“Go oft to the house of thy friend, for weeds choke the unused path.”

– Ralph Waldo Emerson

Robert Frost (1874-1963) was a highly-regarded poet known for his depiction of rural life.  He published his first poem in high school.  He attended Harvard but did not graduate due to illness; he received an honorary degree from Harvard posthumously, as well as more than 40 other honorary degrees.  Though Frost grew up in the city, he lived on farms later in his life.  He was a professor at Amherst College, and at Middlebury College for 42 years.  Some of his best-known poems include “The Road Not Taken,” “Stopping by Woods on a Snowy Evening,” and “Nothing Gold Can Stay.”

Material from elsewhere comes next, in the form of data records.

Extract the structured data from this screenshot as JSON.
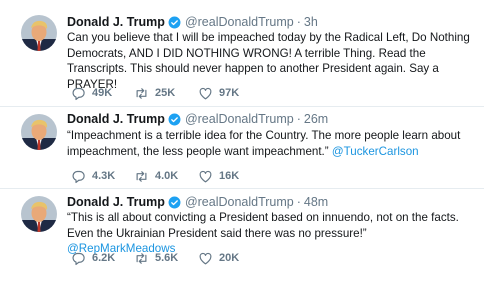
{
  "tweets": [
    {
      "name": "Donald J. Trump",
      "handle": "@realDonaldTrump",
      "dot": "·",
      "time": "3h",
      "text": "Can you believe that I will be impeached today by the Radical Left, Do Nothing Democrats, AND I DID NOTHING WRONG! A terrible Thing. Read the Transcripts. This should never happen to another President again. Say a PRAYER!",
      "mention": "",
      "replies": "49K",
      "retweets": "25K",
      "likes": "97K"
    },
    {
      "name": "Donald J. Trump",
      "handle": "@realDonaldTrump",
      "dot": "·",
      "time": "26m",
      "text": "“Impeachment is a terrible idea for the Country. The more people learn about impeachment, the less people want impeachment.”",
      "mention": "@TuckerCarlson",
      "replies": "4.3K",
      "retweets": "4.0K",
      "likes": "16K"
    },
    {
      "name": "Donald J. Trump",
      "handle": "@realDonaldTrump",
      "dot": "·",
      "time": "48m",
      "text": "“This is all about convicting a President based on innuendo, not on the facts. Even the Ukrainian President said there was no pressure!”",
      "mention": "@RepMarkMeadows",
      "replies": "6.2K",
      "retweets": "5.6K",
      "likes": "20K"
    }
  ],
  "colors": {
    "text": "#14171a",
    "secondary": "#657786",
    "link": "#1b95e0",
    "divider": "#e6ecf0",
    "verified": "#1da1f2"
  },
  "icons": {
    "verified": "verified-badge-icon",
    "reply": "reply-icon",
    "retweet": "retweet-icon",
    "like": "heart-icon"
  }
}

Ralph Waldo Emerson (1803-1882) was an American writer, lecturer and poet.  He was a leader in the Transcendentalist movement, and a founder of the Transcendental Club, which included members such as Henry David Thoreau and Bronson Alcott.  Transcendentalism emphasized the importance of individuality, and the presence of the divine in all things.  Among Emerson’s most famous writings are his essay, “Nature,” and his book, Self-Reliance.  Emerson and his wife, Lydia, had four children, including Edward Waldo Emerson who published writing on both his father and Henry David Thoreau.